* **YOUR INSTRUCTIONS**
In the material below, some lines may hold the word "icon"; state how many do, giving only the number.

* **MATERIAL PROVIDED**

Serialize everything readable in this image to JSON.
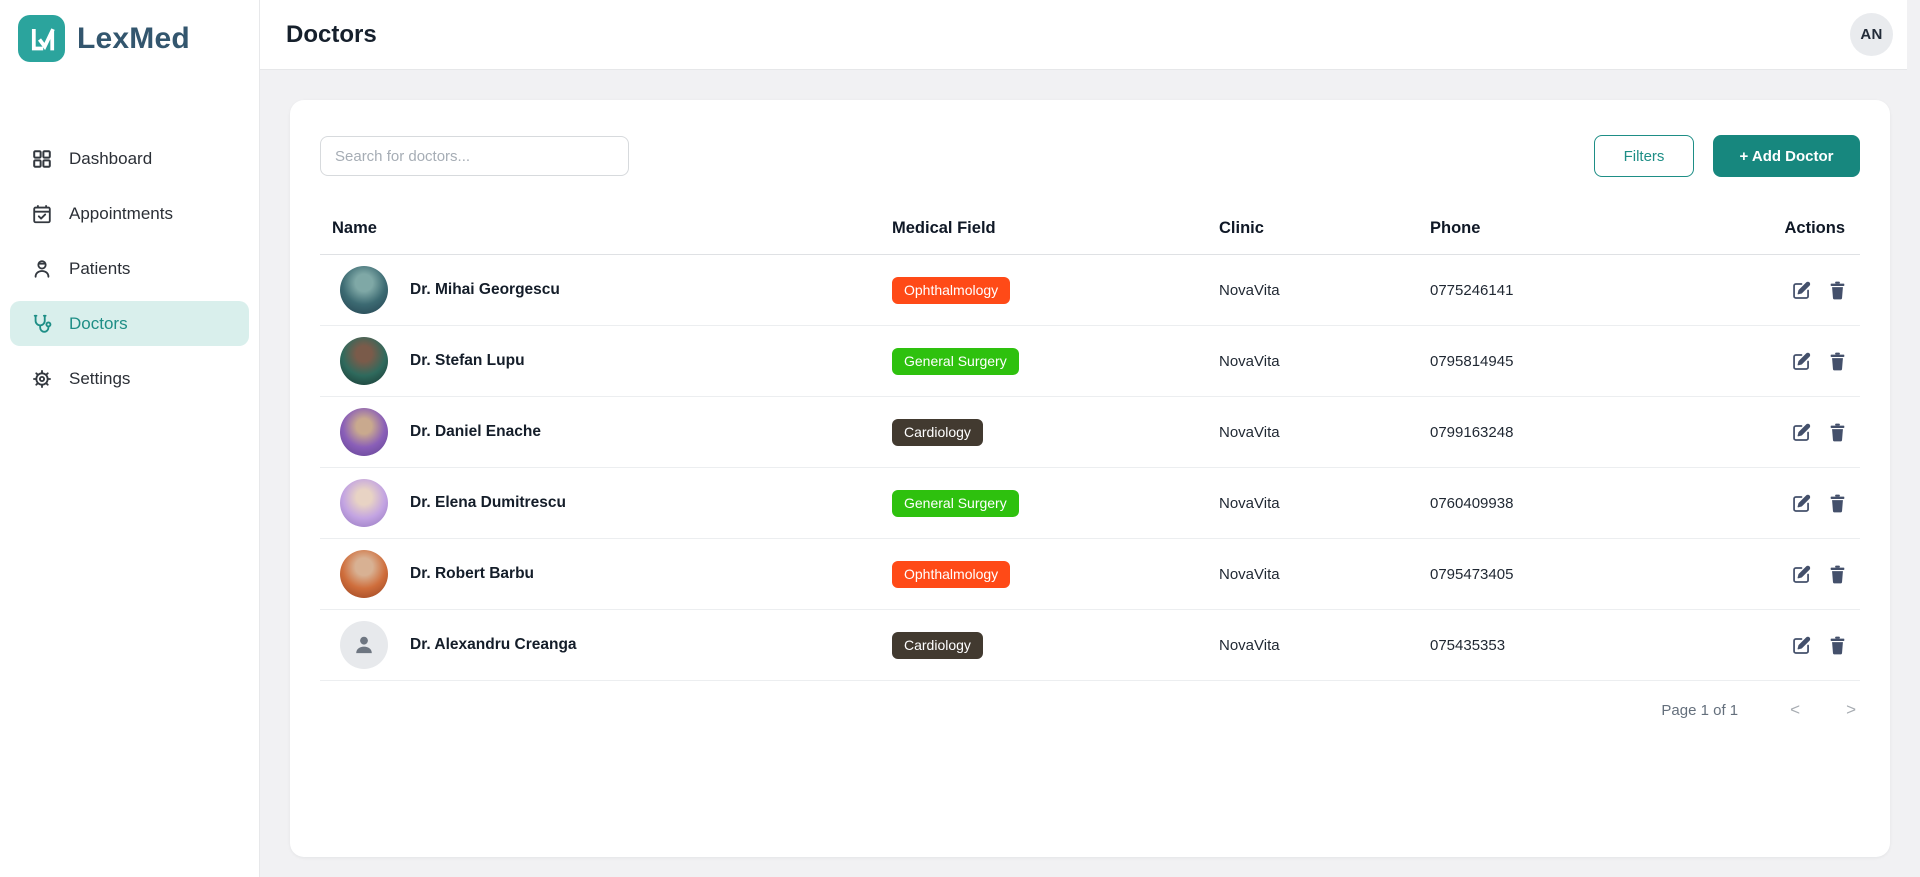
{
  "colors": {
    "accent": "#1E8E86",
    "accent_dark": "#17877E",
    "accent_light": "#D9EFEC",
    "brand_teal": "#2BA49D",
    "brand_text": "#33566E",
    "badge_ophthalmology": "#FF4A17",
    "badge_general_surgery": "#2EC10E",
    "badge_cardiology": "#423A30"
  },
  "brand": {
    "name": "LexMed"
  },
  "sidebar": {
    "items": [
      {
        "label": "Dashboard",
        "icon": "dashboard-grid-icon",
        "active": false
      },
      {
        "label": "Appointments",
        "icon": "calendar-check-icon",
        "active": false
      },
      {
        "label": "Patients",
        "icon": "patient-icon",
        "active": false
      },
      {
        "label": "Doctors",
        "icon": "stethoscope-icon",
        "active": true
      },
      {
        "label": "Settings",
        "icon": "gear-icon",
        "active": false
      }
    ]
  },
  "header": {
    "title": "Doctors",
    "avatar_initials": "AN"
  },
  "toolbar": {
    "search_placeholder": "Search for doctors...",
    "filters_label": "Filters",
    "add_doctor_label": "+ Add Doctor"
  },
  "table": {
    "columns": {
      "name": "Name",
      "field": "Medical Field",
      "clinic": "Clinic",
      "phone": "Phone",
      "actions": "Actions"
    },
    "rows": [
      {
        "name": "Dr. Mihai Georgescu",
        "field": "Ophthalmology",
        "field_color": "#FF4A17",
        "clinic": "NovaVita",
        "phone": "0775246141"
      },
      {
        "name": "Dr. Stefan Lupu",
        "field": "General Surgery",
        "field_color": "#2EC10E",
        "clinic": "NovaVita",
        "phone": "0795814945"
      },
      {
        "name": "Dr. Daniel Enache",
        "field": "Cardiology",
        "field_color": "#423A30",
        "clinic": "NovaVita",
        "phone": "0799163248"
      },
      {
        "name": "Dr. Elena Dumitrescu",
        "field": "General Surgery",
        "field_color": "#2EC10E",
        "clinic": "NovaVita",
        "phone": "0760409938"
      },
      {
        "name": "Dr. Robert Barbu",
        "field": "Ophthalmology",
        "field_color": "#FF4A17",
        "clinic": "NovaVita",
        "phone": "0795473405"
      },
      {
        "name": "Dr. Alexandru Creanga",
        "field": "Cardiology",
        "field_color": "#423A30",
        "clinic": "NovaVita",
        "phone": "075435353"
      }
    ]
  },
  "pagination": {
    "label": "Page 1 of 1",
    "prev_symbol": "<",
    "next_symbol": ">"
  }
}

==

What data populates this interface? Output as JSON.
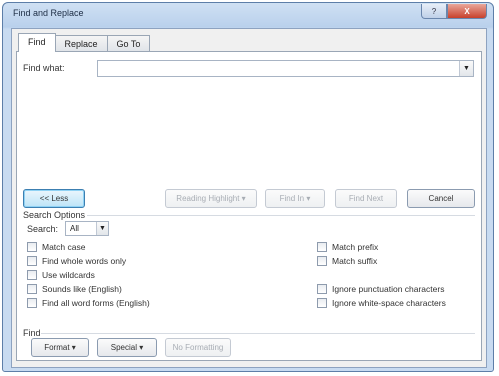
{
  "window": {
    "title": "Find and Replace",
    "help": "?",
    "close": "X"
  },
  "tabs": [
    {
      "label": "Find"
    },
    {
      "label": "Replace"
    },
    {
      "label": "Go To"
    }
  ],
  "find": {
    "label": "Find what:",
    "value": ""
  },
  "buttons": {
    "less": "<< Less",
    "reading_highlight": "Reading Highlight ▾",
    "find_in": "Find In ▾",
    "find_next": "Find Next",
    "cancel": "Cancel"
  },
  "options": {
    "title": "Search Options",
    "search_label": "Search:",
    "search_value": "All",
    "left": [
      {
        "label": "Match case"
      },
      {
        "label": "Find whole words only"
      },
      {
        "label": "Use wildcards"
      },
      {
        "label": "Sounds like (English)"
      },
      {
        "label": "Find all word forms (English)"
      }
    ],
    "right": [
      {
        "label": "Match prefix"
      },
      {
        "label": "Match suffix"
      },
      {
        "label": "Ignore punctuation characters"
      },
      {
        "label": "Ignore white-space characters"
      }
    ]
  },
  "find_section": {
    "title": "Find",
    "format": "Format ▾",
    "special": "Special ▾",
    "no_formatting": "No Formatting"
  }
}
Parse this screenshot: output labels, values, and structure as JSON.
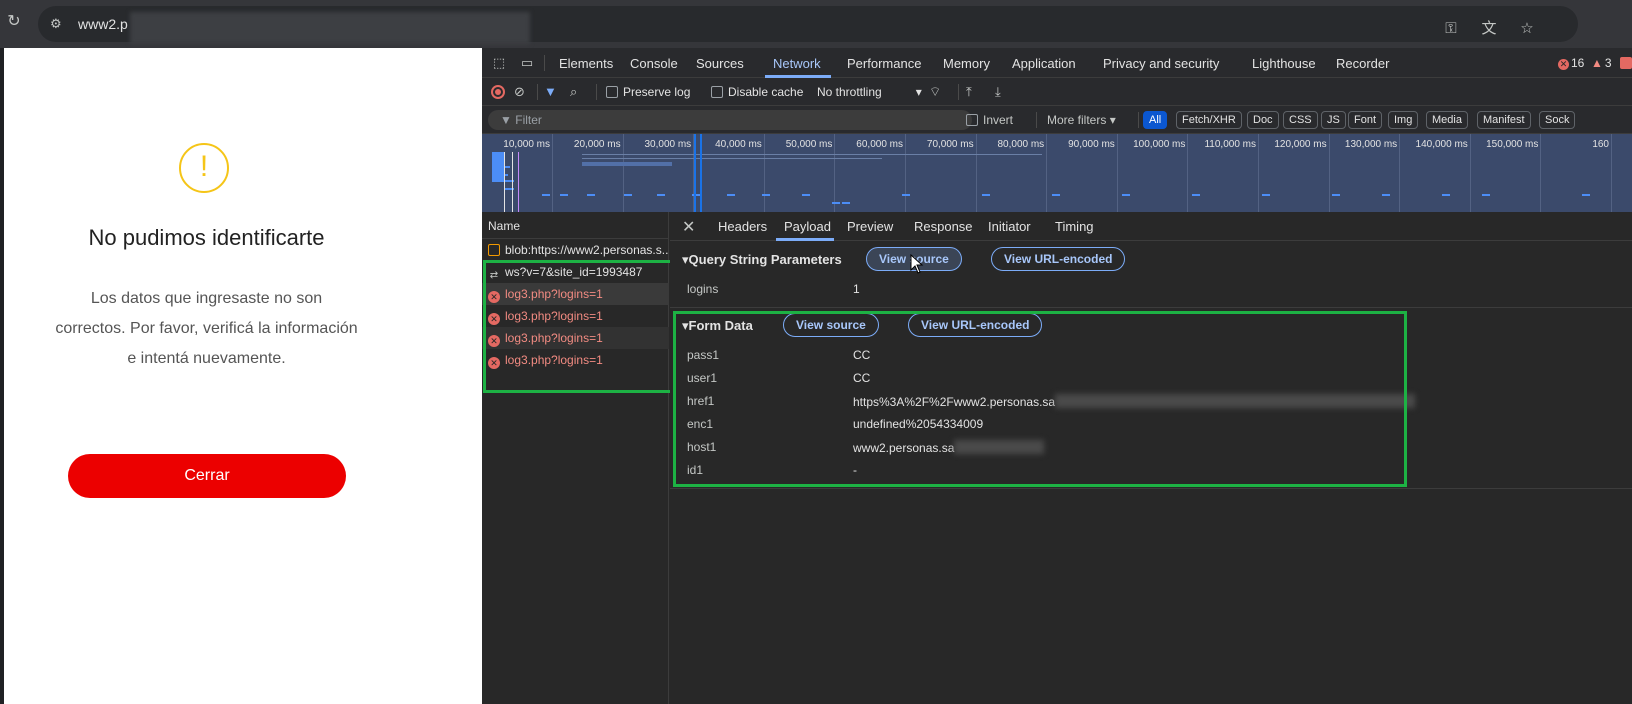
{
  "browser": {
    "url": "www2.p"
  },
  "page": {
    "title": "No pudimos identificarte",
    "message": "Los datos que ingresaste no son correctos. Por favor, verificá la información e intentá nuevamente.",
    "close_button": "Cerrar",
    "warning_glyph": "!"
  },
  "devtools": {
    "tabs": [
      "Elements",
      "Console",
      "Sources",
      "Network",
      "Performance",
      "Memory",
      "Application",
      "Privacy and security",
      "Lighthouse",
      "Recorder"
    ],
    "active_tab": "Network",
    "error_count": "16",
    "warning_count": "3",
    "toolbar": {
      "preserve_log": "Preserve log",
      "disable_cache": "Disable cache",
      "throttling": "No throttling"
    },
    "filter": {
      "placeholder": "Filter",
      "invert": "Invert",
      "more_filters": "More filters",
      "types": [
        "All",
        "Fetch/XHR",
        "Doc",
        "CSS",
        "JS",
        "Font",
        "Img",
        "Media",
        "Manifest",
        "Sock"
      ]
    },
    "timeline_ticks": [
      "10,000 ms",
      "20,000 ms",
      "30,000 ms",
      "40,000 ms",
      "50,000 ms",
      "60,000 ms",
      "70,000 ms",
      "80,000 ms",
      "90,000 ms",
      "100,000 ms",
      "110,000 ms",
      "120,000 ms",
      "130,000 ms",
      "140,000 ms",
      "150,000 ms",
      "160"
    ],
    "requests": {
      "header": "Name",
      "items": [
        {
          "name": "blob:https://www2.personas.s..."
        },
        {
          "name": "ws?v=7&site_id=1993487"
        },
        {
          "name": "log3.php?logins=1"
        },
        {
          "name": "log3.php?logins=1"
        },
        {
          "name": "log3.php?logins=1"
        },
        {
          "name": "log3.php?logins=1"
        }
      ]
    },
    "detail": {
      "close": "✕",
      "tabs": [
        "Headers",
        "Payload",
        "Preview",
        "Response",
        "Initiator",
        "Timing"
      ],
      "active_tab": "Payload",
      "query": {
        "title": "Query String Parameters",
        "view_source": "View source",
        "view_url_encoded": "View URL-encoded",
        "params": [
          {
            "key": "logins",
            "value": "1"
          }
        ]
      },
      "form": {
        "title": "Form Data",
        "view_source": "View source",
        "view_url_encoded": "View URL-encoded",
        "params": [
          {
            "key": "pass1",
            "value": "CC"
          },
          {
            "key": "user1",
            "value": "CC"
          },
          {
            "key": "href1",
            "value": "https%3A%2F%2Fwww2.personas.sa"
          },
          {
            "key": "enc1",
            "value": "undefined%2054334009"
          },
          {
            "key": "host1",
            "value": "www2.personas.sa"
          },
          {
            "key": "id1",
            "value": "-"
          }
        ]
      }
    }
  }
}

* **RESULT OF THIS TASK**
5